Pioneer Monument

Historical Essay

by Art Peterson

Pioneer-monument-Jan21 2014-0716.jpg

Pioneer Monument between Main Library and Asian Art Museum, 2014.

Photo: Chris Carlsson

This is the Pioneer Monument, now located at a public space between the Asian Art Museum and the Main Library. Since 1894, the 820-ton piece, by then prominent San Francisco sculptor Frank Happersberger, was a feature of the former Marshall Square, at what is now the intersection of Hyde, Grove, and Market Streets. There it served as a frontice piece for the old Paris-inspired City Hall, a disaster of a building begun in 1870, but plagued by shoddy construction and corrupt contracts. Finally completed in 1897, the building met its predictable demise with the earthquake and fire of 1906. But the sturdy monument remained in place until 1993 when it was moved to its current location to make room for the new library.

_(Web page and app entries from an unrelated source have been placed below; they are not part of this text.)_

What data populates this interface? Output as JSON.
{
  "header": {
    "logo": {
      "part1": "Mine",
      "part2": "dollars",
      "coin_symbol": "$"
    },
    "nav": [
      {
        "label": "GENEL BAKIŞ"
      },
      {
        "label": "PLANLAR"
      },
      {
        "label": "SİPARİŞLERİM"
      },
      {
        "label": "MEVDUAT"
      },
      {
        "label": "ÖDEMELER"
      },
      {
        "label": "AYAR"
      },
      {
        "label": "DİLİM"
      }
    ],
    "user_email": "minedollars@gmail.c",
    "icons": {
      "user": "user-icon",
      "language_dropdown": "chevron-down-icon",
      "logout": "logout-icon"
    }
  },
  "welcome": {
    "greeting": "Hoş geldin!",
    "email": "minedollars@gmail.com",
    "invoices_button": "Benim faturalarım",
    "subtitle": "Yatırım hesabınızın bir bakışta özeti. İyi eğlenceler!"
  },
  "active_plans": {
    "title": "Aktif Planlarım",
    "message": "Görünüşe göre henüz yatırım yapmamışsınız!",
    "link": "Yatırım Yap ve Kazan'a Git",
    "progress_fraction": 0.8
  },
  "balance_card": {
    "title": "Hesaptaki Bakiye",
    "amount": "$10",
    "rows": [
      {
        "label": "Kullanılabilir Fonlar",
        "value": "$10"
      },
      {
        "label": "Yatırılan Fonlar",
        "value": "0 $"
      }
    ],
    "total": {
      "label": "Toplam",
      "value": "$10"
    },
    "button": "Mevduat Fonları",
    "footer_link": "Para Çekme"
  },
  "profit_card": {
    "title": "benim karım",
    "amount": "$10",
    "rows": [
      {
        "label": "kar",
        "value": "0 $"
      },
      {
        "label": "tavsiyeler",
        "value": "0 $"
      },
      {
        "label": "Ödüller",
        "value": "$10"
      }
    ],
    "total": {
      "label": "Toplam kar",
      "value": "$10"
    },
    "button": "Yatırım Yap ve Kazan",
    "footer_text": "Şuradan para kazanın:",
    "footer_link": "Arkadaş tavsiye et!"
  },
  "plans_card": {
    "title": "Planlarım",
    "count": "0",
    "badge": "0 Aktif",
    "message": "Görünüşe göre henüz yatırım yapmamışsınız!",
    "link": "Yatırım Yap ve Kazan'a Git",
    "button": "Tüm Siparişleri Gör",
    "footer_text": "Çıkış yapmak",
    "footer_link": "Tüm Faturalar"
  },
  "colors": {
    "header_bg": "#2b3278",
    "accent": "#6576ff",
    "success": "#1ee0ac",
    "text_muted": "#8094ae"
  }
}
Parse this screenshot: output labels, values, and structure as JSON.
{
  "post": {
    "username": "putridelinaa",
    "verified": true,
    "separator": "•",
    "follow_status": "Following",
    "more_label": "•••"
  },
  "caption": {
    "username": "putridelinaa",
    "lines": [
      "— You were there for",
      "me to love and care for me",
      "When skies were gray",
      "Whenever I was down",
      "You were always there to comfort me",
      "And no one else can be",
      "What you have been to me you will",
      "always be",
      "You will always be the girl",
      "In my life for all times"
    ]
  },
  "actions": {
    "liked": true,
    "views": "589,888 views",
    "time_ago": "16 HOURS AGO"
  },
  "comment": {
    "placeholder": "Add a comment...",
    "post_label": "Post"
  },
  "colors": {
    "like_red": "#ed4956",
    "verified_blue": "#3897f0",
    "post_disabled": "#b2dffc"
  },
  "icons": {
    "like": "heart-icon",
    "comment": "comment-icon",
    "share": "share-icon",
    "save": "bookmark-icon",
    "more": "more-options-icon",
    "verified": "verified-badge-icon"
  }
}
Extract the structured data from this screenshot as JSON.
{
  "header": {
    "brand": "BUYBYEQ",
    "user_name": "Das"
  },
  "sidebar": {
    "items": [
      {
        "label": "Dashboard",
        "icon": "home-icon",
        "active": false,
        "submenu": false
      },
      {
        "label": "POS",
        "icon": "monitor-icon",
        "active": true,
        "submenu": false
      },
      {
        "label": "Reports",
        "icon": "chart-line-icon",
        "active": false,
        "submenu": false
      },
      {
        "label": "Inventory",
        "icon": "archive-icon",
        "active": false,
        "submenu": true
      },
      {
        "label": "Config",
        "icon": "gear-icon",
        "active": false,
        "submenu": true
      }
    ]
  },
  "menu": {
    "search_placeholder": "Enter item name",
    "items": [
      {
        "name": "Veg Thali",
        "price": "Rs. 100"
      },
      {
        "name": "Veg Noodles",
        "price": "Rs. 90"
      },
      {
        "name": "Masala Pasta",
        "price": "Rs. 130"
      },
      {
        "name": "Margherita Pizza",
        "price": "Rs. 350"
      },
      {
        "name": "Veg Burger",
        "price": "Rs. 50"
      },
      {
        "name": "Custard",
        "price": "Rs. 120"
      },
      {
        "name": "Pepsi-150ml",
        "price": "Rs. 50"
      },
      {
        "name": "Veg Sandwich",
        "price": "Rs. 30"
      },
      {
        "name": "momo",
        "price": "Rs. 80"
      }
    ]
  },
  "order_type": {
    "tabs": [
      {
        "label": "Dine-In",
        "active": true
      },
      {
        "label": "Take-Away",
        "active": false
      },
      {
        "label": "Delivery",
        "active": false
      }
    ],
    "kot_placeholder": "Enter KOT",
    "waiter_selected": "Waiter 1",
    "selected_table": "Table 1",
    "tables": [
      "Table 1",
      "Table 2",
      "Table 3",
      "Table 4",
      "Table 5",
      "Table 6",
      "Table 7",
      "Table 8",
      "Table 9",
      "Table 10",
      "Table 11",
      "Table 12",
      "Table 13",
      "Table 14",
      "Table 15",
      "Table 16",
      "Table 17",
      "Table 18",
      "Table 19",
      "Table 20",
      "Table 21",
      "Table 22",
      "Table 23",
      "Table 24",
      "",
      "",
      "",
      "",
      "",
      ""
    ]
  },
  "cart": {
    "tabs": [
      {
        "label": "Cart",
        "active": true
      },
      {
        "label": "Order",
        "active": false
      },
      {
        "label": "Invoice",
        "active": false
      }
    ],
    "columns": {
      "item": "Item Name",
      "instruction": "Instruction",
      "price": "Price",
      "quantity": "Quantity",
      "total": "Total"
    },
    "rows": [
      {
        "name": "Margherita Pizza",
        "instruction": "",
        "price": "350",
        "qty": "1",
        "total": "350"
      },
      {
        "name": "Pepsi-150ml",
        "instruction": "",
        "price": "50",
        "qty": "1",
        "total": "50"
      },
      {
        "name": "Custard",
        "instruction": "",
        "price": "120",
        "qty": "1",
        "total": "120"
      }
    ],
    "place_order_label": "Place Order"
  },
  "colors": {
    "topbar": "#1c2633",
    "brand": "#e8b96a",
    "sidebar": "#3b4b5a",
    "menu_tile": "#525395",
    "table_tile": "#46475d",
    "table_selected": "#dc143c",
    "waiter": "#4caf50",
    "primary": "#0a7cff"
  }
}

The piece was a posthumous gift to the city from pioneer investor, philanthropist and crank James Lick, who had died in 1876. He had designated $100,000 for a monument celebrating the early history of California. Happersberger did not disappoint, cramming a heavy dose of the state’s past into this cast iron rendering. Atop the monument is the Roman Goddess Minerva standing in allegorically for Eureka, the state’s motto (if that makes sense). Artfully posed beneath and near the goddess are two other draped goddesses representing agriculture and commerce, a Mexican vaquero, a Franciscan padre, a submissive Indian, and a trio of prospectors. A series of bas-reliefs depict more vaqueros, “Trappers Trading Skins With the Indians,” and “California’s Progress Under American Rule.” The names and portraits of all sort of folks prominent in the development of California are also on display. Among those celebrated are Vallejo, Sutter, Stockton, Cabrillo, and—no surprise—James Lick.

Lick was a bit of a case. An accomplished and prosperous builder of pianos, he was 50 years old in 1848 when he arrived in San Francisco, 17 days before the discovery of gold. Buying up large hunks of land, he became very wealthy almost instantly. He was a loner, a gaunt man, who walked up and down Market Street in a dirty black suit. He often spent his evenings slinking through the city’s back alleys begging restaurants for bones he claimed he needed for fertilizing his fruit orchards in the South Bay.

Despite his oddball behavior, Lick has left a mark on the Bay Area. In addition to the Pioneer Monument there is the Lick Observatory in Santa Clara County, and in San Francisco: Lick-Wilmerding High School, James Lick Middle School, and, rather incongruously, the James Lick Freeway.

Marshall-Sq 1914.jpg

Marshall Square, 1914. When this photograph was taken, Marshall Square and City Hall Avenue were little more than artifacts of former times. The old City Hall and Hall of Records had been demolished, construction of the new Civic Center was fast moving forward, and both Marshall Square and City Hall Avenue would soon disappear. The Pioneer Monument was moved to fit the east/west alignment of the revamped Civic Center, and today it stands between the new Main Library building and the Asian Art Museum at Larkin and McAllister, originally the main public library, which was built where once stood the Old City Hall.

Photo: Bancroft Library, Jesse B. Cooke Collection

Problems for the Pioneer Monument, however, emerged in 1991 when the city decided it needed to be moved to make room for the new library. Indian groups for a long time had had a problem with the rendering of an Indian posed submissively at the feet of an aggressive vaquero while a Catholic father points dramatically toward heaven. These organizations thought it was time to junk the monument. On the other hand, preservationists objected to any move at all as the work marked the location of the old City Hall. The decision was made that, yes, the work would be moved, but a plaque would be added recognizing the humiliation and mistreatment of Native Americans. No one was happy: the Indians, the Franciscan fathers and even the government of Spain complained.

Eventually semi-acceptable language was cobbled for the plaque. At the time, Mayor Willie Brown said, “I would suggest that the troubles of these times cannot be corrected by a single plaque.” Likewise, the events of early California history cannot be depicted in a single monument, but Frank Happersberger sure tried his best.


Pioneer Monument, which now sits between the Main Library and the Asian Art Museum, once stood here in front of City Hall sometime between 1897 and 1906. After the 1906 earthquake, this spot became the intersection of Hyde, Grove, and Market, and in the early 1990s, the statue was moved.

Photo: San Francisco History Center, SF Public Library

Bridge-cover final.jpg

Excerpted with permission from Art Peterson's book, "Why Is That Bridge Orange?" published in 2013, by Inquiring Minds Productions.